**Try it**
Check each line below for the word "kind" and give the number of lines that have it, nothing more.

+++

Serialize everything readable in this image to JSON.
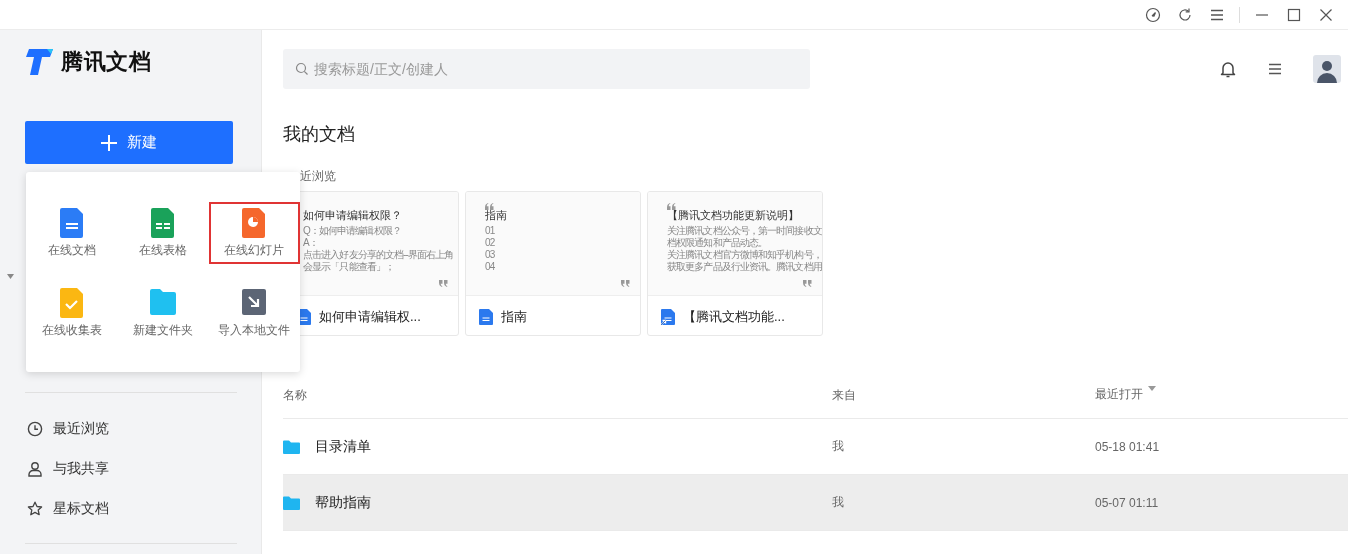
{
  "logo": {
    "name": "腾讯文档"
  },
  "new_button": {
    "label": "新建"
  },
  "new_menu": [
    {
      "kind": "doc",
      "label": "在线文档",
      "selected": false
    },
    {
      "kind": "sheet",
      "label": "在线表格",
      "selected": false
    },
    {
      "kind": "slide",
      "label": "在线幻灯片",
      "selected": true
    },
    {
      "kind": "form",
      "label": "在线收集表",
      "selected": false
    },
    {
      "kind": "folder",
      "label": "新建文件夹",
      "selected": false
    },
    {
      "kind": "import",
      "label": "导入本地文件",
      "selected": false
    }
  ],
  "sidebar": {
    "items": [
      {
        "kind": "recent",
        "label": "最近浏览"
      },
      {
        "kind": "shared",
        "label": "与我共享"
      },
      {
        "kind": "starred",
        "label": "星标文档"
      }
    ]
  },
  "search": {
    "placeholder": "搜索标题/正文/创建人"
  },
  "page_title": "我的文档",
  "recent_label": "近浏览",
  "cards": [
    {
      "kind": "doc",
      "open_quote": false,
      "preview_title": "如何申请编辑权限？",
      "preview_lines": [
        "Q：如何申请编辑权限？",
        "A：",
        "点击进入好友分享的文档--界面右上角",
        "会显示「只能查看」；"
      ],
      "name": "如何申请编辑权..."
    },
    {
      "kind": "doc",
      "open_quote": true,
      "preview_title": "指南",
      "preview_lines": [
        "01",
        "02",
        "03",
        "04"
      ],
      "name": "指南"
    },
    {
      "kind": "linked",
      "open_quote": true,
      "preview_title": "【腾讯文档功能更新说明】",
      "preview_lines": [
        "关注腾讯文档公众号，第一时间接收文",
        "档权限通知和产品动态。",
        "关注腾讯文档官方微博和知乎机构号，",
        "获取更多产品及行业资讯。腾讯文档用"
      ],
      "name": "【腾讯文档功能..."
    }
  ],
  "table": {
    "columns": [
      "名称",
      "来自",
      "最近打开"
    ],
    "rows": [
      {
        "name": "目录清单",
        "from": "我",
        "opened": "05-18 01:41",
        "selected": false
      },
      {
        "name": "帮助指南",
        "from": "我",
        "opened": "05-07 01:11",
        "selected": true
      }
    ]
  }
}
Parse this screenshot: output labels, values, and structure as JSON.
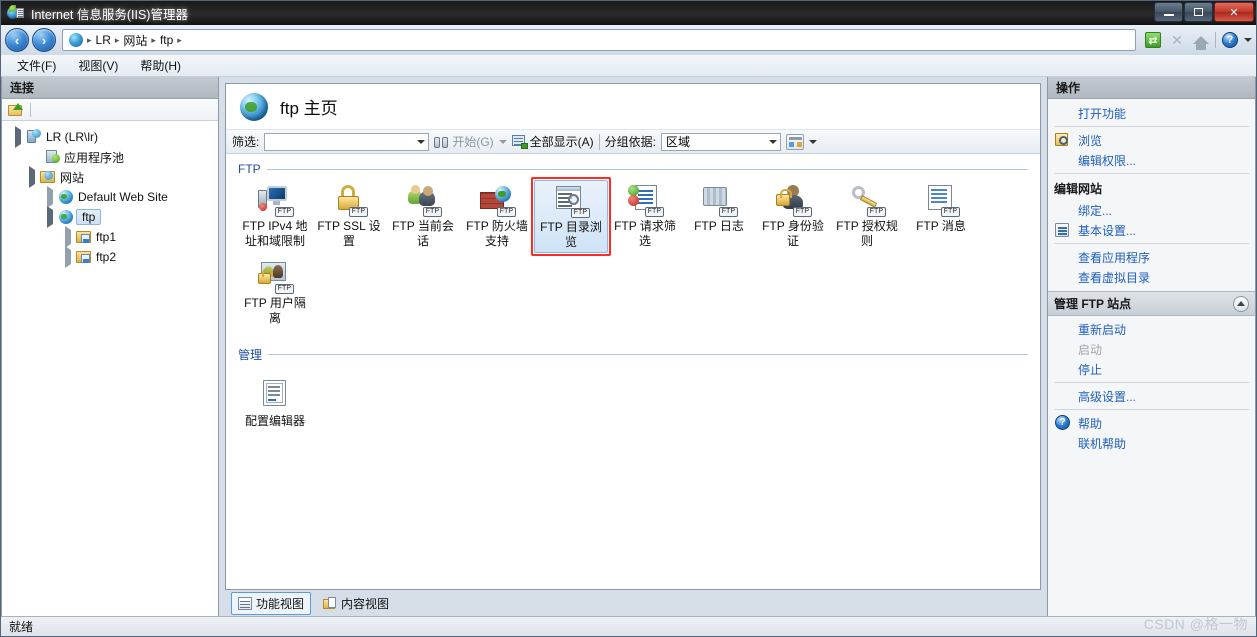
{
  "window": {
    "title": "Internet 信息服务(IIS)管理器",
    "title_icon": "iis-globe-icon",
    "buttons": {
      "minimize": "–",
      "maximize": "❐",
      "close": "✕"
    }
  },
  "navbar": {
    "back": "‹",
    "forward": "›",
    "breadcrumb": [
      {
        "label": "LR"
      },
      {
        "label": "网站"
      },
      {
        "label": "ftp"
      }
    ],
    "separator": "▸",
    "tools": {
      "refresh": "↻",
      "stop": "✕",
      "home": "home-icon",
      "help": "?",
      "help_caret": "▾"
    }
  },
  "menubar": {
    "items": [
      {
        "label": "文件(F)"
      },
      {
        "label": "视图(V)"
      },
      {
        "label": "帮助(H)"
      }
    ]
  },
  "connections": {
    "header": "连接",
    "tree": [
      {
        "label": "LR (LR\\lr)",
        "icon": "server-icon",
        "indent": 0,
        "expander": "open"
      },
      {
        "label": "应用程序池",
        "icon": "app-pool-icon",
        "indent": 1,
        "expander": "none"
      },
      {
        "label": "网站",
        "icon": "sites-folder-icon",
        "indent": 1,
        "expander": "open"
      },
      {
        "label": "Default Web Site",
        "icon": "website-globe-icon",
        "indent": 2,
        "expander": "closed"
      },
      {
        "label": "ftp",
        "icon": "website-globe-icon",
        "indent": 2,
        "expander": "open",
        "selected": true
      },
      {
        "label": "ftp1",
        "icon": "virtual-dir-icon",
        "indent": 3,
        "expander": "closed"
      },
      {
        "label": "ftp2",
        "icon": "virtual-dir-icon",
        "indent": 3,
        "expander": "closed"
      }
    ]
  },
  "main": {
    "page_title": "ftp 主页",
    "filter_bar": {
      "filter_label": "筛选:",
      "filter_value": "",
      "filter_placeholder": "",
      "start_button": "开始(G)",
      "show_all_button": "全部显示(A)",
      "group_by_label": "分组依据:",
      "group_by_value": "区域"
    },
    "sections": [
      {
        "title": "FTP",
        "items": [
          {
            "label": "FTP IPv4 地址和域限制",
            "icon": "ftp-ipv4-restrictions-icon"
          },
          {
            "label": "FTP SSL 设置",
            "icon": "ftp-ssl-settings-icon"
          },
          {
            "label": "FTP 当前会话",
            "icon": "ftp-current-sessions-icon"
          },
          {
            "label": "FTP 防火墙支持",
            "icon": "ftp-firewall-support-icon"
          },
          {
            "label": "FTP 目录浏览",
            "icon": "ftp-directory-browsing-icon",
            "selected": true,
            "annotated": true
          },
          {
            "label": "FTP 请求筛选",
            "icon": "ftp-request-filtering-icon"
          },
          {
            "label": "FTP 日志",
            "icon": "ftp-logging-icon"
          },
          {
            "label": "FTP 身份验证",
            "icon": "ftp-authentication-icon"
          },
          {
            "label": "FTP 授权规则",
            "icon": "ftp-authorization-rules-icon"
          },
          {
            "label": "FTP 消息",
            "icon": "ftp-messages-icon"
          },
          {
            "label": "FTP 用户隔离",
            "icon": "ftp-user-isolation-icon"
          }
        ]
      },
      {
        "title": "管理",
        "items": [
          {
            "label": "配置编辑器",
            "icon": "configuration-editor-icon"
          }
        ]
      }
    ],
    "view_tabs": [
      {
        "label": "功能视图",
        "icon": "features-view-icon",
        "active": true
      },
      {
        "label": "内容视图",
        "icon": "content-view-icon",
        "active": false
      }
    ]
  },
  "actions": {
    "header": "操作",
    "rows": [
      {
        "label": "打开功能",
        "type": "link",
        "icon": ""
      },
      {
        "type": "divider"
      },
      {
        "label": "浏览",
        "type": "link",
        "icon": "browse-icon"
      },
      {
        "label": "编辑权限...",
        "type": "link",
        "icon": ""
      },
      {
        "type": "divider"
      },
      {
        "label": "编辑网站",
        "type": "subhead"
      },
      {
        "label": "绑定...",
        "type": "link",
        "icon": ""
      },
      {
        "label": "基本设置...",
        "type": "link",
        "icon": "basic-settings-icon"
      },
      {
        "type": "divider"
      },
      {
        "label": "查看应用程序",
        "type": "link",
        "icon": ""
      },
      {
        "label": "查看虚拟目录",
        "type": "link",
        "icon": ""
      },
      {
        "label": "管理 FTP 站点",
        "type": "group",
        "chevron": "collapse-chevron-icon"
      },
      {
        "label": "重新启动",
        "type": "link",
        "icon": ""
      },
      {
        "label": "启动",
        "type": "link",
        "icon": "",
        "disabled": true
      },
      {
        "label": "停止",
        "type": "link",
        "icon": ""
      },
      {
        "type": "divider"
      },
      {
        "label": "高级设置...",
        "type": "link",
        "icon": ""
      },
      {
        "type": "divider"
      },
      {
        "label": "帮助",
        "type": "link",
        "icon": "help-icon"
      },
      {
        "label": "联机帮助",
        "type": "link",
        "icon": ""
      }
    ]
  },
  "statusbar": {
    "text": "就绪",
    "watermark": "CSDN @格一物"
  },
  "colors": {
    "accent_link": "#1f5fbe",
    "section_title": "#1f4e9c",
    "annotation": "#ff2b22",
    "selection_border": "#8fb8e0"
  }
}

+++

**Answer box**
12